Copy each line of the data below exactly, leaving out pictures.

[Extracted records]
────────────────────────────────────────

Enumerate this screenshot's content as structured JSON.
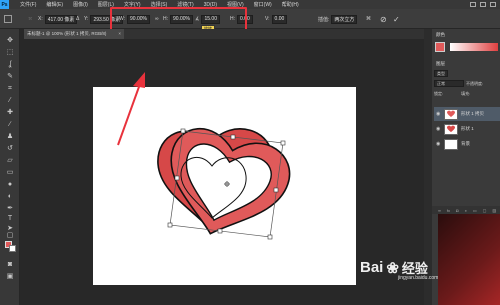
{
  "app": {
    "logo_text": "Ps"
  },
  "menubar": {
    "items": [
      "文件(F)",
      "编辑(E)",
      "图像(I)",
      "图层(L)",
      "文字(Y)",
      "选择(S)",
      "滤镜(T)",
      "3D(D)",
      "视图(V)",
      "窗口(W)",
      "帮助(H)"
    ]
  },
  "options_bar": {
    "x_label": "X:",
    "x_value": "417.00 像素",
    "y_label": "Y:",
    "y_value": "293.50 像素",
    "w_label": "W:",
    "w_value": "90.00%",
    "h_label": "H:",
    "h_value": "90.00%",
    "angle_value": "15.00",
    "h_skew_label": "H:",
    "h_skew_value": "0.00",
    "v_skew_label": "V:",
    "v_skew_value": "0.00",
    "interp_label": "插值:",
    "interp_value": "两次立方",
    "tooltip": "旋转"
  },
  "document_tab": {
    "title": "未标题-1 @ 100% (形状 1 拷贝, RGB/8)",
    "close": "×"
  },
  "color_panel": {
    "tab": "颜色",
    "foreground": "#e05a5a"
  },
  "layers_panel": {
    "title": "图层",
    "kind_filter": "类型",
    "blend_mode": "正常",
    "opacity_label": "不透明度:",
    "lock_label": "锁定:",
    "fill_label": "填充:",
    "layers": [
      {
        "name": "形状 1 拷贝",
        "active": true
      },
      {
        "name": "形状 1",
        "active": false
      },
      {
        "name": "背景",
        "active": false
      }
    ],
    "bottom_icons": [
      "link-icon",
      "fx-icon",
      "mask-icon",
      "adjust-icon",
      "folder-icon",
      "new-layer-icon",
      "trash-icon"
    ]
  },
  "watermark": {
    "text": "Bai",
    "cn": "经验",
    "url": "jingyan.baidu.com"
  },
  "colors": {
    "accent_red": "#e8323c",
    "heart_fill": "#e05a5a",
    "heart_back": "#d54a4a"
  }
}
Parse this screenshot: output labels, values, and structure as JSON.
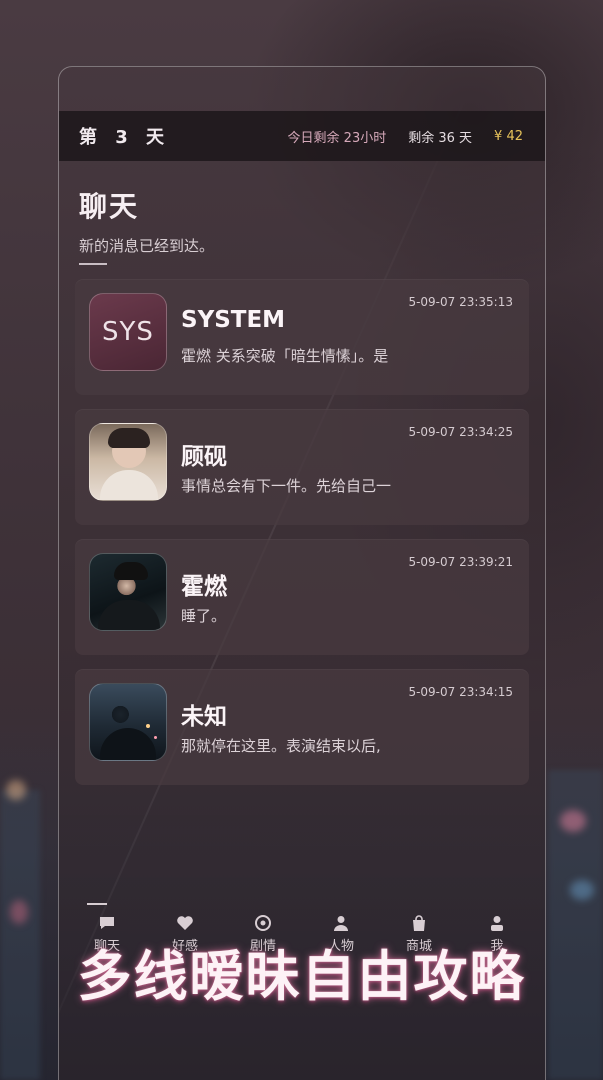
{
  "status": {
    "day": "第 3 天",
    "today_remaining": "今日剩余 23小时",
    "days_remaining": "剩余 36 天",
    "coins": "¥ 42"
  },
  "page": {
    "title": "聊天",
    "subtitle": "新的消息已经到达。"
  },
  "chats": [
    {
      "name": "SYSTEM",
      "avatar_text": "SYS",
      "preview": "霍燃 关系突破「暗生情愫」。是",
      "time": "2025-09-07 23:35:13"
    },
    {
      "name": "顾砚",
      "preview": "事情总会有下一件。先给自己一",
      "time": "2025-09-07 23:34:25"
    },
    {
      "name": "霍燃",
      "preview": "睡了。",
      "time": "2025-09-07 23:39:21"
    },
    {
      "name": "未知",
      "preview": "那就停在这里。表演结束以后,",
      "time": "2025-09-07 23:34:15"
    }
  ],
  "tabs": [
    {
      "label": "聊天",
      "icon": "chat-icon"
    },
    {
      "label": "好感",
      "icon": "heart-icon"
    },
    {
      "label": "剧情",
      "icon": "target-icon"
    },
    {
      "label": "人物",
      "icon": "person-icon"
    },
    {
      "label": "商城",
      "icon": "bag-icon"
    },
    {
      "label": "我",
      "icon": "user-icon"
    }
  ],
  "slogan": "多线暧昧自由攻略",
  "colors": {
    "accent_pink": "#d6a9ba",
    "coin_gold": "#e6c25a",
    "slogan_glow": "#c46d90"
  }
}
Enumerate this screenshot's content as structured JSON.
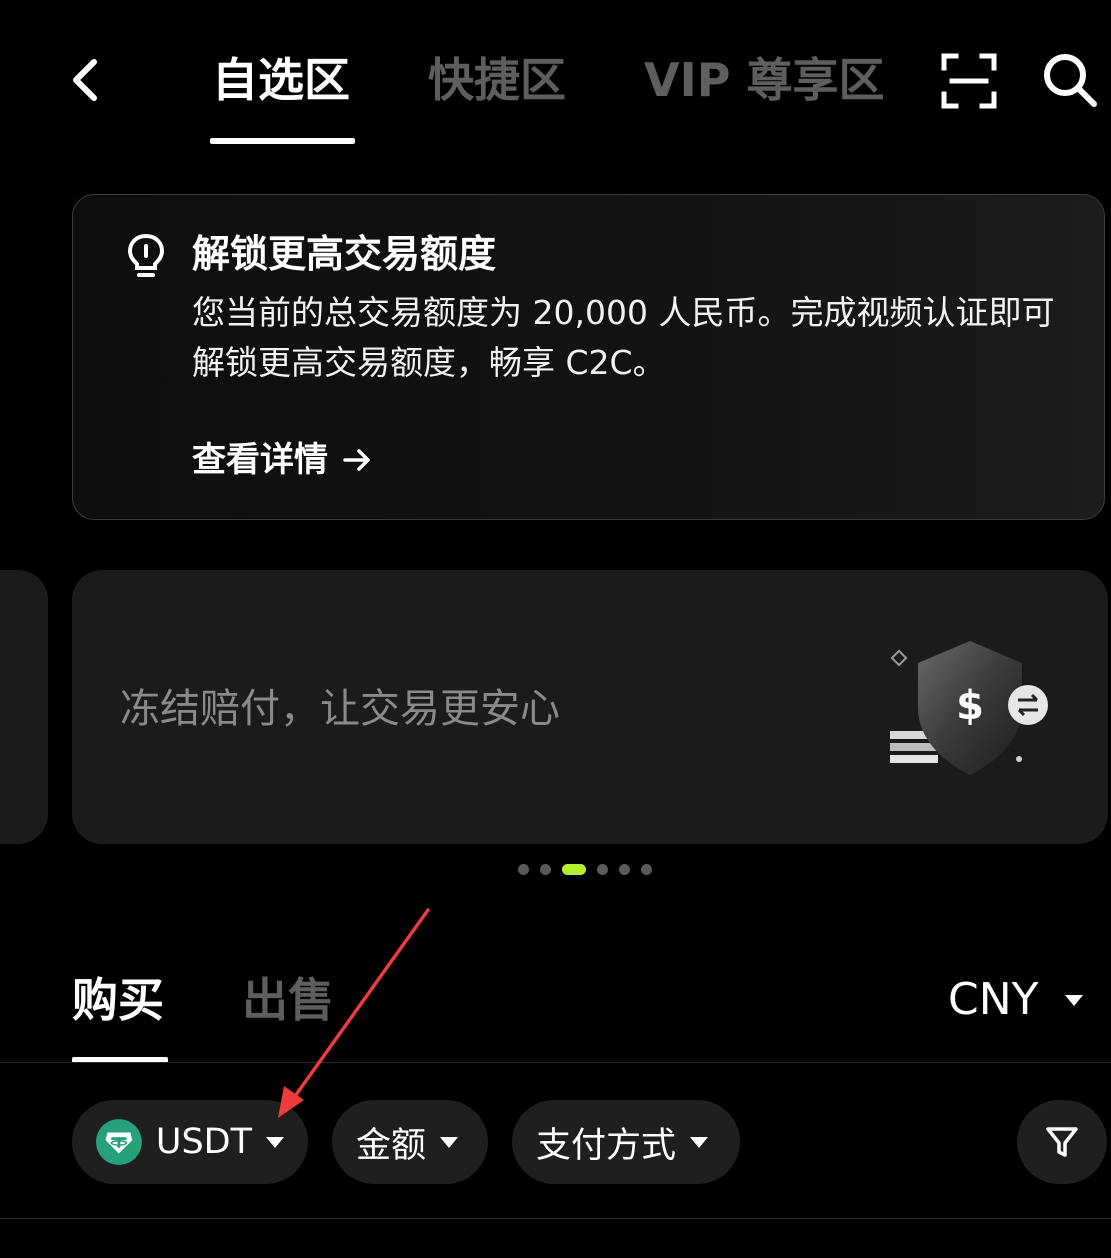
{
  "nav": {
    "tabs": [
      "自选区",
      "快捷区",
      "VIP 尊享区"
    ],
    "active_tab": "自选区",
    "icons": [
      "back-icon",
      "scan-icon",
      "search-icon"
    ]
  },
  "unlock_card": {
    "title": "解锁更高交易额度",
    "description": "您当前的总交易额度为 20,000 人民币。完成视频认证即可解锁更高交易额度，畅享 C2C。",
    "link_label": "查看详情",
    "icons": [
      "lightbulb-icon",
      "arrow-right-icon"
    ]
  },
  "banner": {
    "text": "冻结赔付，让交易更安心",
    "dot_count": 6,
    "active_dot": 2,
    "active_dot_color": "#b4ee2e"
  },
  "trade": {
    "tabs": [
      "购买",
      "出售"
    ],
    "active_tab": "购买",
    "currency": "CNY"
  },
  "filters": {
    "coin": "USDT",
    "amount": "金额",
    "payment": "支付方式",
    "coin_icon_color": "#26a17b"
  }
}
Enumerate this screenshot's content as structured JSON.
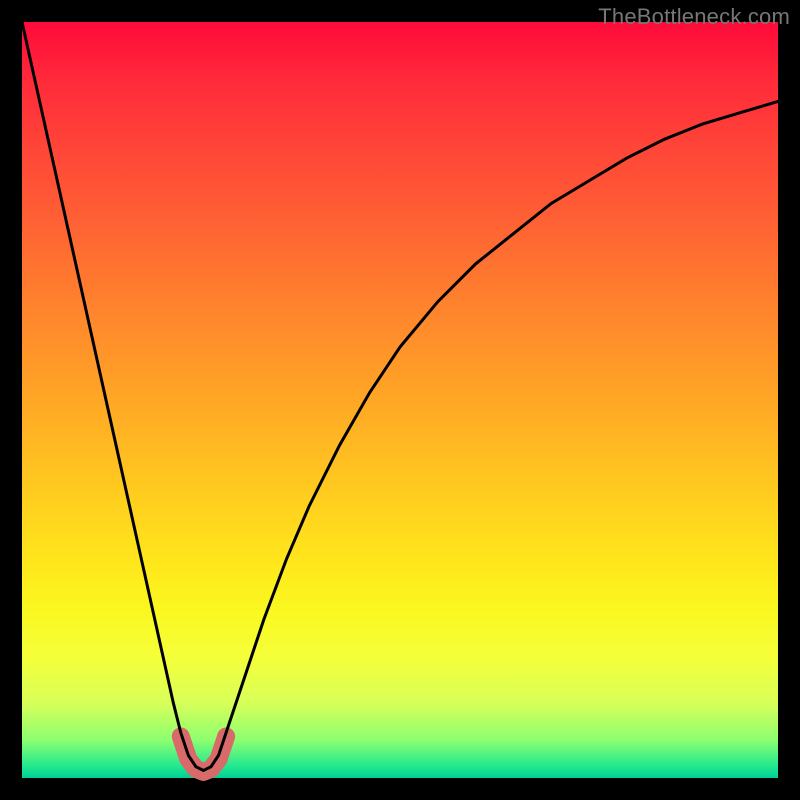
{
  "watermark": "TheBottleneck.com",
  "chart_data": {
    "type": "line",
    "title": "",
    "xlabel": "",
    "ylabel": "",
    "xlim": [
      0,
      100
    ],
    "ylim": [
      0,
      100
    ],
    "grid": false,
    "legend": false,
    "series": [
      {
        "name": "left-curve",
        "x": [
          0,
          2,
          4,
          6,
          8,
          10,
          12,
          14,
          16,
          18,
          20,
          21,
          22,
          23,
          24
        ],
        "values": [
          100,
          91,
          82,
          73,
          64,
          55,
          46,
          37,
          28,
          19,
          10,
          6,
          3,
          1.5,
          1
        ]
      },
      {
        "name": "right-curve",
        "x": [
          24,
          25,
          26,
          27,
          28,
          30,
          32,
          35,
          38,
          42,
          46,
          50,
          55,
          60,
          65,
          70,
          75,
          80,
          85,
          90,
          95,
          100
        ],
        "values": [
          1,
          1.5,
          3,
          6,
          9,
          15,
          21,
          29,
          36,
          44,
          51,
          57,
          63,
          68,
          72,
          76,
          79,
          82,
          84.5,
          86.5,
          88,
          89.5
        ]
      },
      {
        "name": "valley-marker",
        "x": [
          21,
          22,
          23,
          24,
          25,
          26,
          27
        ],
        "values": [
          5.5,
          2.5,
          1.2,
          0.8,
          1.2,
          2.5,
          5.5
        ]
      }
    ],
    "colors": {
      "background_top": "#ff0a3a",
      "background_bottom": "#00d097",
      "curve": "#000000",
      "valley_marker": "#d96a6a"
    }
  }
}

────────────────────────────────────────

▶ Written answer:
Enumerate this screenshot's content as structured JSON.
{
  "app": {
    "logo_text": "Ps"
  },
  "menubar": {
    "items": [
      "文件(F)",
      "编辑(E)",
      "图像(I)",
      "图层(L)",
      "文字(Y)",
      "选择(S)",
      "滤镜(T)",
      "3D(D)",
      "视图(V)",
      "窗口(W)",
      "帮助(H)"
    ]
  },
  "options_bar": {
    "x_label": "X:",
    "x_value": "417.00 像素",
    "y_label": "Y:",
    "y_value": "293.50 像素",
    "w_label": "W:",
    "w_value": "90.00%",
    "h_label": "H:",
    "h_value": "90.00%",
    "angle_value": "15.00",
    "h_skew_label": "H:",
    "h_skew_value": "0.00",
    "v_skew_label": "V:",
    "v_skew_value": "0.00",
    "interp_label": "插值:",
    "interp_value": "两次立方",
    "tooltip": "旋转"
  },
  "document_tab": {
    "title": "未标题-1 @ 100% (形状 1 拷贝, RGB/8)",
    "close": "×"
  },
  "color_panel": {
    "tab": "颜色",
    "foreground": "#e05a5a"
  },
  "layers_panel": {
    "title": "图层",
    "kind_filter": "类型",
    "blend_mode": "正常",
    "opacity_label": "不透明度:",
    "lock_label": "锁定:",
    "fill_label": "填充:",
    "layers": [
      {
        "name": "形状 1 拷贝",
        "active": true
      },
      {
        "name": "形状 1",
        "active": false
      },
      {
        "name": "背景",
        "active": false
      }
    ],
    "bottom_icons": [
      "link-icon",
      "fx-icon",
      "mask-icon",
      "adjust-icon",
      "folder-icon",
      "new-layer-icon",
      "trash-icon"
    ]
  },
  "watermark": {
    "text": "Bai",
    "cn": "经验",
    "url": "jingyan.baidu.com"
  },
  "colors": {
    "accent_red": "#e8323c",
    "heart_fill": "#e05a5a",
    "heart_back": "#d54a4a"
  }
}
Parse this screenshot: output labels, values, and structure as JSON.
{
  "status": {
    "day": "第 3 天",
    "today_remaining": "今日剩余 23小时",
    "days_remaining": "剩余 36 天",
    "coins": "¥ 42"
  },
  "page": {
    "title": "聊天",
    "subtitle": "新的消息已经到达。"
  },
  "chats": [
    {
      "name": "SYSTEM",
      "avatar_text": "SYS",
      "preview": "霍燃 关系突破「暗生情愫」。是",
      "time": "2025-09-07 23:35:13"
    },
    {
      "name": "顾砚",
      "preview": "事情总会有下一件。先给自己一",
      "time": "2025-09-07 23:34:25"
    },
    {
      "name": "霍燃",
      "preview": "睡了。",
      "time": "2025-09-07 23:39:21"
    },
    {
      "name": "未知",
      "preview": "那就停在这里。表演结束以后,",
      "time": "2025-09-07 23:34:15"
    }
  ],
  "tabs": [
    {
      "label": "聊天",
      "icon": "chat-icon"
    },
    {
      "label": "好感",
      "icon": "heart-icon"
    },
    {
      "label": "剧情",
      "icon": "target-icon"
    },
    {
      "label": "人物",
      "icon": "person-icon"
    },
    {
      "label": "商城",
      "icon": "bag-icon"
    },
    {
      "label": "我",
      "icon": "user-icon"
    }
  ],
  "slogan": "多线暧昧自由攻略",
  "colors": {
    "accent_pink": "#d6a9ba",
    "coin_gold": "#e6c25a",
    "slogan_glow": "#c46d90"
  }
}
Enumerate this screenshot's content as structured JSON.
{
  "nav": {
    "tabs": [
      "自选区",
      "快捷区",
      "VIP 尊享区"
    ],
    "active_tab": "自选区",
    "icons": [
      "back-icon",
      "scan-icon",
      "search-icon"
    ]
  },
  "unlock_card": {
    "title": "解锁更高交易额度",
    "description": "您当前的总交易额度为 20,000 人民币。完成视频认证即可解锁更高交易额度，畅享 C2C。",
    "link_label": "查看详情",
    "icons": [
      "lightbulb-icon",
      "arrow-right-icon"
    ]
  },
  "banner": {
    "text": "冻结赔付，让交易更安心",
    "dot_count": 6,
    "active_dot": 2,
    "active_dot_color": "#b4ee2e"
  },
  "trade": {
    "tabs": [
      "购买",
      "出售"
    ],
    "active_tab": "购买",
    "currency": "CNY"
  },
  "filters": {
    "coin": "USDT",
    "amount": "金额",
    "payment": "支付方式",
    "coin_icon_color": "#26a17b"
  }
}
Enumerate this screenshot's content as structured JSON.
{
  "watermark": "TheBottleneck.com",
  "chart_data": {
    "type": "line",
    "title": "",
    "xlabel": "",
    "ylabel": "",
    "xlim": [
      0,
      100
    ],
    "ylim": [
      0,
      100
    ],
    "grid": false,
    "legend": false,
    "series": [
      {
        "name": "left-curve",
        "x": [
          0,
          2,
          4,
          6,
          8,
          10,
          12,
          14,
          16,
          18,
          20,
          21,
          22,
          23,
          24
        ],
        "values": [
          100,
          91,
          82,
          73,
          64,
          55,
          46,
          37,
          28,
          19,
          10,
          6,
          3,
          1.5,
          1
        ]
      },
      {
        "name": "right-curve",
        "x": [
          24,
          25,
          26,
          27,
          28,
          30,
          32,
          35,
          38,
          42,
          46,
          50,
          55,
          60,
          65,
          70,
          75,
          80,
          85,
          90,
          95,
          100
        ],
        "values": [
          1,
          1.5,
          3,
          6,
          9,
          15,
          21,
          29,
          36,
          44,
          51,
          57,
          63,
          68,
          72,
          76,
          79,
          82,
          84.5,
          86.5,
          88,
          89.5
        ]
      },
      {
        "name": "valley-marker",
        "x": [
          21,
          22,
          23,
          24,
          25,
          26,
          27
        ],
        "values": [
          5.5,
          2.5,
          1.2,
          0.8,
          1.2,
          2.5,
          5.5
        ]
      }
    ],
    "colors": {
      "background_top": "#ff0a3a",
      "background_bottom": "#00d097",
      "curve": "#000000",
      "valley_marker": "#d96a6a"
    }
  }
}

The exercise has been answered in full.